Supplied material:
■ ■ ■ ■ ■

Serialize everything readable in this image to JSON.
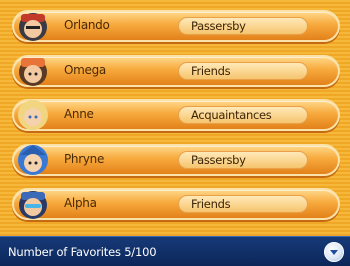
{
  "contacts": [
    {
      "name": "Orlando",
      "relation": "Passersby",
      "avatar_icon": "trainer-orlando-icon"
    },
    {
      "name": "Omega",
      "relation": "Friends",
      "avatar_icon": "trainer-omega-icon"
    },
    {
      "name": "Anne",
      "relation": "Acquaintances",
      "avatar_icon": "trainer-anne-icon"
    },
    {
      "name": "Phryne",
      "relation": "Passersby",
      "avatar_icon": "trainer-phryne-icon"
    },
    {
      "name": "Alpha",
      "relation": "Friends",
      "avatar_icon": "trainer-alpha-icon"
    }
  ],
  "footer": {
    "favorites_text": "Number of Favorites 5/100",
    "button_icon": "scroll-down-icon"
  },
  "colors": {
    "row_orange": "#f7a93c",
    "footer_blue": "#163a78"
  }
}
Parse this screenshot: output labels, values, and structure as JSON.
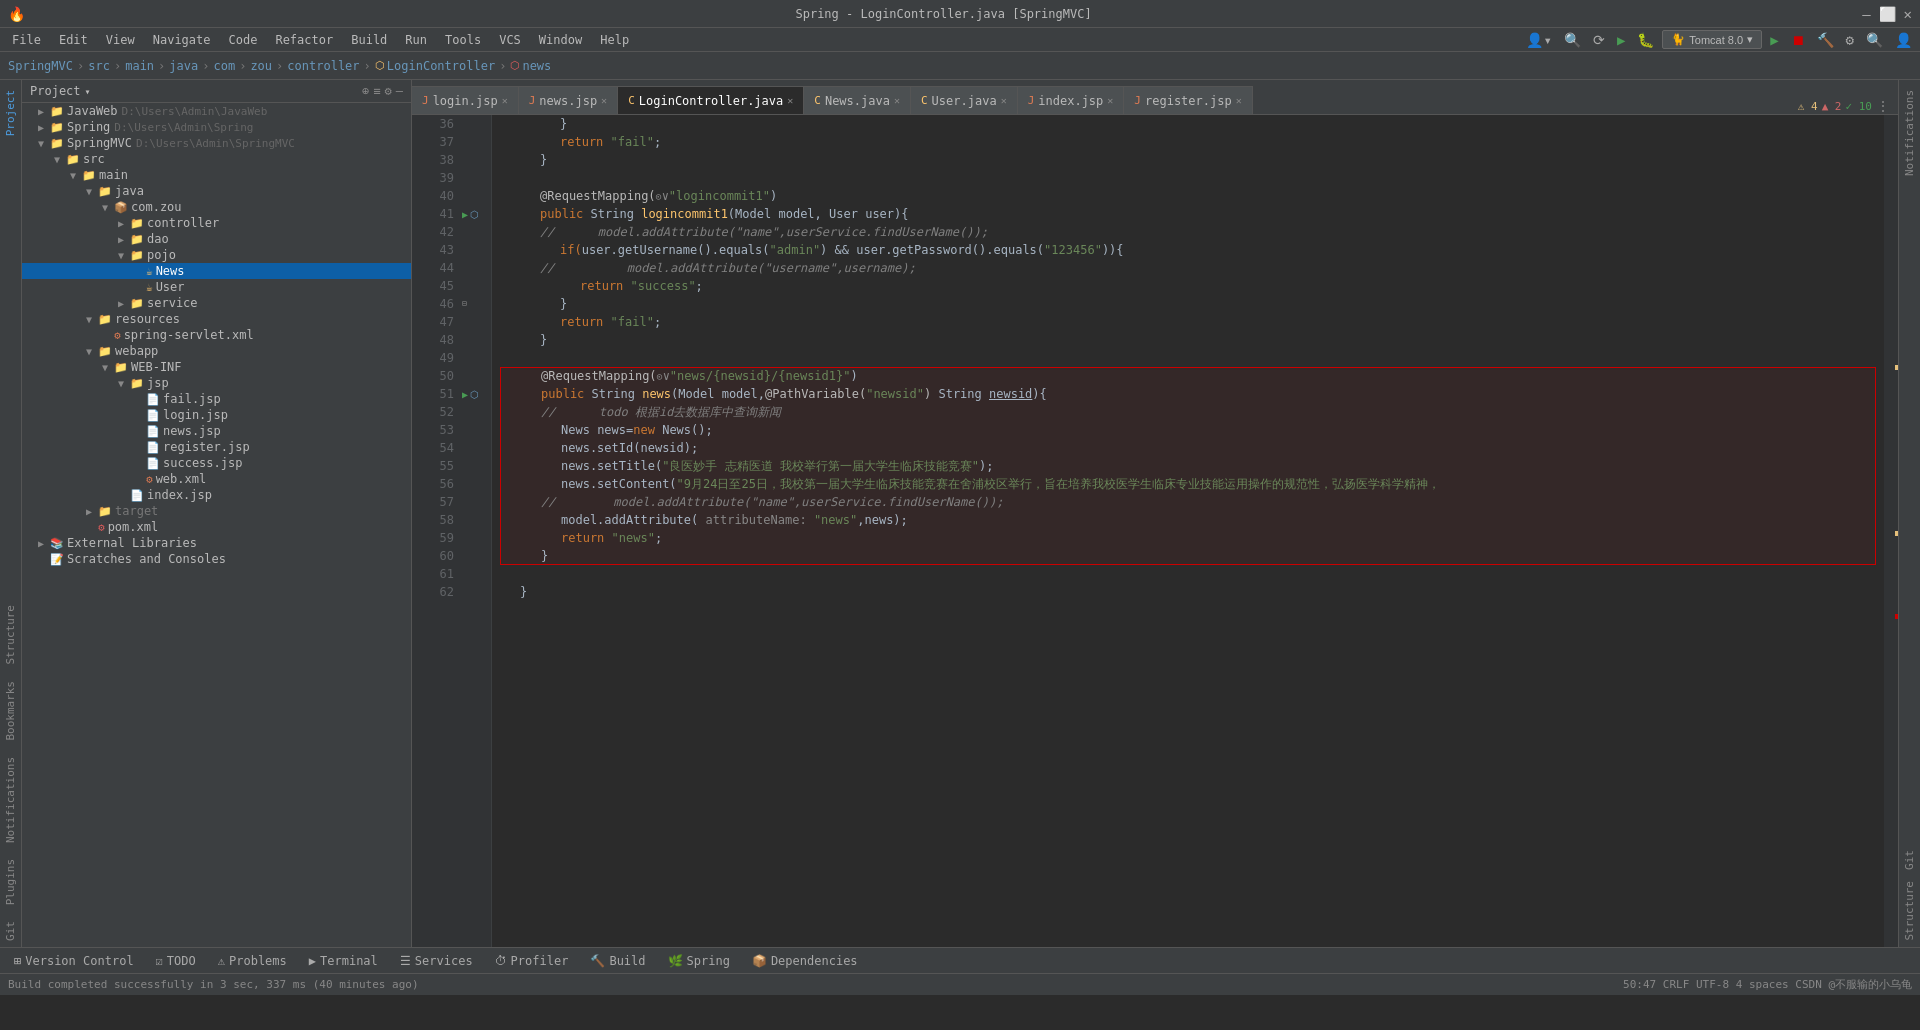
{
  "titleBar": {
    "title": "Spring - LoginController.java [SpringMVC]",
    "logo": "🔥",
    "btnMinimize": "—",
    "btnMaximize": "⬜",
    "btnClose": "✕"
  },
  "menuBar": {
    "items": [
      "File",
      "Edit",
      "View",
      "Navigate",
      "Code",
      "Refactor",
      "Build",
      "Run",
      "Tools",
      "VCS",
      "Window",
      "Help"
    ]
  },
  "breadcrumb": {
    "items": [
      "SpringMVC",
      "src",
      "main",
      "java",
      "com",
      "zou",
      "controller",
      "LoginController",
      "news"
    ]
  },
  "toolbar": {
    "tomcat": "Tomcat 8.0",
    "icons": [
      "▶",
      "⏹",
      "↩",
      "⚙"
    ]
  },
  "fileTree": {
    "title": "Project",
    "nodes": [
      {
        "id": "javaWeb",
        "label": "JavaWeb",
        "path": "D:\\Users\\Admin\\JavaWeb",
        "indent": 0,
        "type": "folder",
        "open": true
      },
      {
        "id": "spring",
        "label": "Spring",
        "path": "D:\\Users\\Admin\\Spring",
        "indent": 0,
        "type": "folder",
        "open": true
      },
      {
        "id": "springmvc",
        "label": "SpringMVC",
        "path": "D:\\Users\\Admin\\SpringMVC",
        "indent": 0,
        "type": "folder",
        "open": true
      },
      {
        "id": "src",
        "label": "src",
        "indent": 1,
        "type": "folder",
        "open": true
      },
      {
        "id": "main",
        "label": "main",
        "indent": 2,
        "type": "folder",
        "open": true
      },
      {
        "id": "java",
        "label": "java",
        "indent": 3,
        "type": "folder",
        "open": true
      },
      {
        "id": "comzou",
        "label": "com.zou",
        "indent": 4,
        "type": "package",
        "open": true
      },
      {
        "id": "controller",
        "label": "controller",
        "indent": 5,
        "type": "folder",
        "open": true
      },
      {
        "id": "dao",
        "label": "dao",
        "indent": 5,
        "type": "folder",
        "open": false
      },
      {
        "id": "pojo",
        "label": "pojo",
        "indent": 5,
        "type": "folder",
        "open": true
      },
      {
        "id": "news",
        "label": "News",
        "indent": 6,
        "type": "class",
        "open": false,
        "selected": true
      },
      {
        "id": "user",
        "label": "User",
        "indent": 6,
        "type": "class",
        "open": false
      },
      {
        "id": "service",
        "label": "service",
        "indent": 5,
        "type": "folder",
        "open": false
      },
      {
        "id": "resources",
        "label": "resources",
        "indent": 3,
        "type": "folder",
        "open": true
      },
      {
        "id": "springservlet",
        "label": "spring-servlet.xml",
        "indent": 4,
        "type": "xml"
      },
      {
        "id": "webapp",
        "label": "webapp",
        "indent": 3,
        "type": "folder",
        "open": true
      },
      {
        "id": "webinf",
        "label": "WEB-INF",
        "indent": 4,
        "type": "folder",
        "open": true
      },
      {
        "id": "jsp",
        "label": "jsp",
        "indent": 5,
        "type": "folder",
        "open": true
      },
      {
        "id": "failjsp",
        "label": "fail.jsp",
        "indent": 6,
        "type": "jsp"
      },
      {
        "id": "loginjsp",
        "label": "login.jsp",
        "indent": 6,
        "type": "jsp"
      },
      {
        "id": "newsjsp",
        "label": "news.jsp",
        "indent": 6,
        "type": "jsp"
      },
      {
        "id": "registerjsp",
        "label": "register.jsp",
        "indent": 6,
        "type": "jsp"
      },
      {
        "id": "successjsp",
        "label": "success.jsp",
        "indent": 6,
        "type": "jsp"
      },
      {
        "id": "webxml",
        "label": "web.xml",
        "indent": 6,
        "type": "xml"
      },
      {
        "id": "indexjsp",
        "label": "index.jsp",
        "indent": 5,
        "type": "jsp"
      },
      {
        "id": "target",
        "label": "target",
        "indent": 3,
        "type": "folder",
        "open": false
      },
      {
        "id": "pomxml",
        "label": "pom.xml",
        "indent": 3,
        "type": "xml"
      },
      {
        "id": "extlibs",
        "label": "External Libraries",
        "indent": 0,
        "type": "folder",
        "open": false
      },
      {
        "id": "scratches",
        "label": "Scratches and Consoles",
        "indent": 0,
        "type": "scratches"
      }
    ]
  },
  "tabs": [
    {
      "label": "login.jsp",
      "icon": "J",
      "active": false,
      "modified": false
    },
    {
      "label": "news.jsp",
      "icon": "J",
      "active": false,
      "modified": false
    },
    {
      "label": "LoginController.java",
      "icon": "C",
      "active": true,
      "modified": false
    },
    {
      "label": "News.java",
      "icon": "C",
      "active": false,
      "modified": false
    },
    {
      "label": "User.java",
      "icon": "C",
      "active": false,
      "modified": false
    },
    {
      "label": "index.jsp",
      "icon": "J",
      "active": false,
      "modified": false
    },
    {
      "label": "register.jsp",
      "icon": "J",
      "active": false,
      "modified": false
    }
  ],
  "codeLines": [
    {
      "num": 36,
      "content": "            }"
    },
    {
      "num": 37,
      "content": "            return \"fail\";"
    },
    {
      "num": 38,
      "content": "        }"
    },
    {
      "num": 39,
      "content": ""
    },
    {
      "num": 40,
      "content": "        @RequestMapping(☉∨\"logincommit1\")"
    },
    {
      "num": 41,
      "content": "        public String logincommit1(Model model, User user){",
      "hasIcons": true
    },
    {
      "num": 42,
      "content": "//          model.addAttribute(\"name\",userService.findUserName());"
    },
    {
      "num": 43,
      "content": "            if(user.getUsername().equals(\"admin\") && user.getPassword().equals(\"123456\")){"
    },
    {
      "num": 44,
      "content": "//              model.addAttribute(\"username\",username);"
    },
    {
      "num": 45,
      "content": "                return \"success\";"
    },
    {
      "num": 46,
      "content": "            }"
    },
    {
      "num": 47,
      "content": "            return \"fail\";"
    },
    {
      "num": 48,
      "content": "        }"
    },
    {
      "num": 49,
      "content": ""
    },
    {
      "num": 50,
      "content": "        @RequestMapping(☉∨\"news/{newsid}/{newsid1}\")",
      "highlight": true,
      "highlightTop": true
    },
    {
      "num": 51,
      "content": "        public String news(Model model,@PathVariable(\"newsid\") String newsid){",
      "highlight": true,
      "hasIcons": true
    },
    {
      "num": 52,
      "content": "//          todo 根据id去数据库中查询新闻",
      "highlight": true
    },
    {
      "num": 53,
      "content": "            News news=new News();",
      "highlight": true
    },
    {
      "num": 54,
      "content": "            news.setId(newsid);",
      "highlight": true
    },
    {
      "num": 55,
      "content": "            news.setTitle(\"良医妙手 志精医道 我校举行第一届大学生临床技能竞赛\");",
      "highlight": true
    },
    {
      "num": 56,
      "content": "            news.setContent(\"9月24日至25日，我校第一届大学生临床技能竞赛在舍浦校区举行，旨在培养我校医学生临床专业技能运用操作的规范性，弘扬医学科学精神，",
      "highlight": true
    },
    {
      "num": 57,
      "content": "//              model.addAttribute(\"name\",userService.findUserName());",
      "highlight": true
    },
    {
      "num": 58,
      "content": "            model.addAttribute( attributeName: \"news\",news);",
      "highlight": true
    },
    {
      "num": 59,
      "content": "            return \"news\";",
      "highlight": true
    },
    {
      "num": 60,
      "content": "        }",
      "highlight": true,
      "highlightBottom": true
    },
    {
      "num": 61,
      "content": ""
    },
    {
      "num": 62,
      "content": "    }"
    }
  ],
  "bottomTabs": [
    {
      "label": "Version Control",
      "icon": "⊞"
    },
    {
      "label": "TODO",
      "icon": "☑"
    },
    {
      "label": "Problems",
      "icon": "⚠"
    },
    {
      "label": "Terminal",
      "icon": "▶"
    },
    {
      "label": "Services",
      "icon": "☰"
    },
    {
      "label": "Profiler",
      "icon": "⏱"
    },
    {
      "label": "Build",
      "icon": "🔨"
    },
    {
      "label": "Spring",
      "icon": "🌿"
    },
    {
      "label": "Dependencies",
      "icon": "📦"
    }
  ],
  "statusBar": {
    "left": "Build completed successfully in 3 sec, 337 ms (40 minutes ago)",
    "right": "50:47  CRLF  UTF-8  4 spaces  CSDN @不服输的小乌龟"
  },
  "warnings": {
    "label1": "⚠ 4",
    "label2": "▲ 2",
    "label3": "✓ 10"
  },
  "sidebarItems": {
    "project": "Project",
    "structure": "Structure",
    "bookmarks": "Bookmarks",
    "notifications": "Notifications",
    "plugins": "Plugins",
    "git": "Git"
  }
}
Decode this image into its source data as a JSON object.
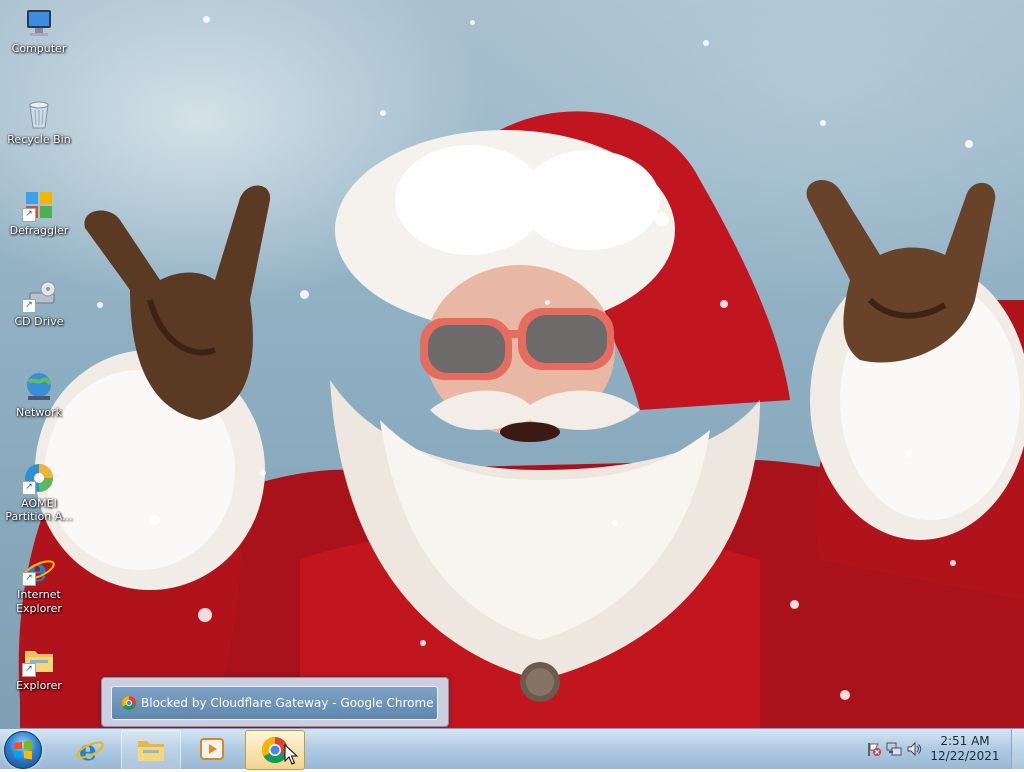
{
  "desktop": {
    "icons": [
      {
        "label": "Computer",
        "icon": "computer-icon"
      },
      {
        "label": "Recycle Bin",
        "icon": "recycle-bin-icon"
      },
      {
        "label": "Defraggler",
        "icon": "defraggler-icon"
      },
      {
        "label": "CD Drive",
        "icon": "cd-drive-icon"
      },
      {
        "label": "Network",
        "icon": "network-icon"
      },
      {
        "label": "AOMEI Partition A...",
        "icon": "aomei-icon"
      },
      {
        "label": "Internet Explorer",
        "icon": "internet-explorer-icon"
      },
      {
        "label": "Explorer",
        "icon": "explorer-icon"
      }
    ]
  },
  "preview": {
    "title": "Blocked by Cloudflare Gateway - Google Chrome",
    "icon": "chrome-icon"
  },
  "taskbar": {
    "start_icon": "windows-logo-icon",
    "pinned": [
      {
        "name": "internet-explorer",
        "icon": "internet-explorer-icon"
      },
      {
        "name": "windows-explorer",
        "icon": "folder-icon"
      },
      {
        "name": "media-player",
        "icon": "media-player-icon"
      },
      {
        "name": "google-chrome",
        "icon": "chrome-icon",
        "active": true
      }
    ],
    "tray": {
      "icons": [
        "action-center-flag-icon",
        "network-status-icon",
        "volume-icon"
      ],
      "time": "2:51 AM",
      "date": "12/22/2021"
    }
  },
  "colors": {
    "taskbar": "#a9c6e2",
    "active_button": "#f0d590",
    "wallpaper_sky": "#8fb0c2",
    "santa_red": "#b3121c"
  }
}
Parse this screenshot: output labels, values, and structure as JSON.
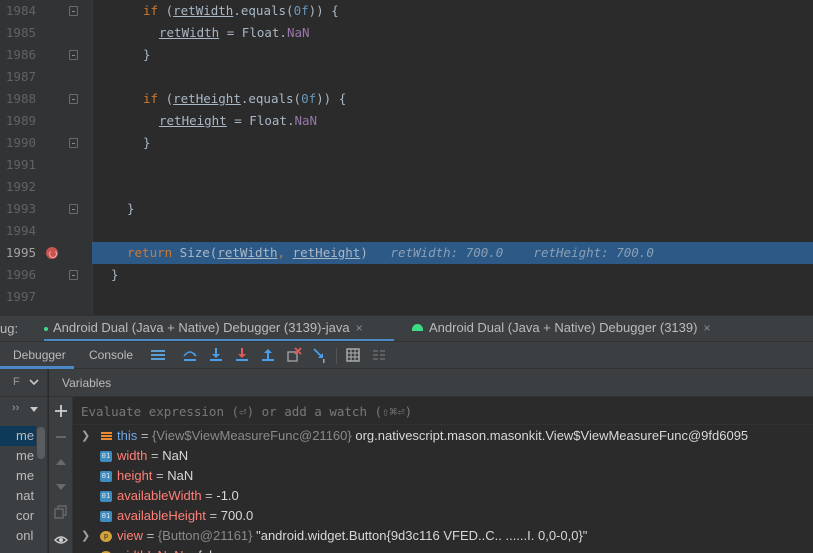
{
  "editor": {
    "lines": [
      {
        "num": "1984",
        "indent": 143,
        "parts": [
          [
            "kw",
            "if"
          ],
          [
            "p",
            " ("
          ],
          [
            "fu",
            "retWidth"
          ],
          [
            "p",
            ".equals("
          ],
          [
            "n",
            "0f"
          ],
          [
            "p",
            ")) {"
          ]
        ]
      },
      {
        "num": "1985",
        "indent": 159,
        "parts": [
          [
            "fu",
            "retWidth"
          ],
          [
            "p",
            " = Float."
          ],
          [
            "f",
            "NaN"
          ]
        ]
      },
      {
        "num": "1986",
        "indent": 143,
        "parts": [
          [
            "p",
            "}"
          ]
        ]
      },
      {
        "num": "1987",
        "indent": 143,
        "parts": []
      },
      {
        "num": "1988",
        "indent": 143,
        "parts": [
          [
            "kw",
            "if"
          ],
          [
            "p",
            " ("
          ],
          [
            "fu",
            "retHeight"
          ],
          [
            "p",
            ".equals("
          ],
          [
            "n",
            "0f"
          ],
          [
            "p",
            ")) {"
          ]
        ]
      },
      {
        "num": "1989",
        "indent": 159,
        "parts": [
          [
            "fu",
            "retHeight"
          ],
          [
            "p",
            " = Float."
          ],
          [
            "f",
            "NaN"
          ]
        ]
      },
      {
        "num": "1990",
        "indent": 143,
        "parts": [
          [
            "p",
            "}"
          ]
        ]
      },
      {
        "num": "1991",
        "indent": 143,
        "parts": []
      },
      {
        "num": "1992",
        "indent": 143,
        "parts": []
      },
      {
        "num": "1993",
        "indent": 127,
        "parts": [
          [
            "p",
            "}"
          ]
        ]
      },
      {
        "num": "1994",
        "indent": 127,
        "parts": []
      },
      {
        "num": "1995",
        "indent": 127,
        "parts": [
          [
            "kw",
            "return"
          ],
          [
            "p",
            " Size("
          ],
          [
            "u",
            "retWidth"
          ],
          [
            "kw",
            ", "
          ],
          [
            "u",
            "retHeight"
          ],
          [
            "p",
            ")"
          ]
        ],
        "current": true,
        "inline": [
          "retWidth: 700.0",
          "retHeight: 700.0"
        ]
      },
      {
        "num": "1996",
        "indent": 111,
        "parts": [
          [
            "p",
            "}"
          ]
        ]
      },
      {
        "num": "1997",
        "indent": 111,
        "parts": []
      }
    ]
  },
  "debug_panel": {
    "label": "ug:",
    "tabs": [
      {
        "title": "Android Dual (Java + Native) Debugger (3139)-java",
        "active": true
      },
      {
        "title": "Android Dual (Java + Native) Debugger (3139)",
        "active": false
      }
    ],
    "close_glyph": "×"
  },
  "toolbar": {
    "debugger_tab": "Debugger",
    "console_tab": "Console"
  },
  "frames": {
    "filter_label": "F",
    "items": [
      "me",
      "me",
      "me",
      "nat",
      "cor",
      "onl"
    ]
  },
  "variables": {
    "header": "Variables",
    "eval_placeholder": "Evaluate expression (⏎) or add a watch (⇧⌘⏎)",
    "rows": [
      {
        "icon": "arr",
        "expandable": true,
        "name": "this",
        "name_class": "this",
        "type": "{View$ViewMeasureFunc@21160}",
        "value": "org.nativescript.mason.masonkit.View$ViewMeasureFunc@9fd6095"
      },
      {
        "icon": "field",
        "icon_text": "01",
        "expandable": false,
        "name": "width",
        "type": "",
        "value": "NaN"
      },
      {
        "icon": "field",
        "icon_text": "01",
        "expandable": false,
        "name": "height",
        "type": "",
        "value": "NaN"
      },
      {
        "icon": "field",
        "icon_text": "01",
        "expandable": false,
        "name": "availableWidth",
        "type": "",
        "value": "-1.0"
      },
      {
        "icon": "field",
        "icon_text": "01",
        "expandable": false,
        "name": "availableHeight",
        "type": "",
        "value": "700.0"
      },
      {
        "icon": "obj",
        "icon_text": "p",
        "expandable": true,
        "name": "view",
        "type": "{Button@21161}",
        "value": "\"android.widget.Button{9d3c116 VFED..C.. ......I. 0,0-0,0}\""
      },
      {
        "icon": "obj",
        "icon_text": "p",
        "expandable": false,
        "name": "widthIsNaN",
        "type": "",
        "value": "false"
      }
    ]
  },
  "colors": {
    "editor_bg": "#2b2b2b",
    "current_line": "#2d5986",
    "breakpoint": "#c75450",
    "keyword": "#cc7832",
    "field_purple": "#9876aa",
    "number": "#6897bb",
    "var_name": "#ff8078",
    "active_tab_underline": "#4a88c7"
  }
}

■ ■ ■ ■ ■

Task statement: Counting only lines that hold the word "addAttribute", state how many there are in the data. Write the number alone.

Solved exercise: 4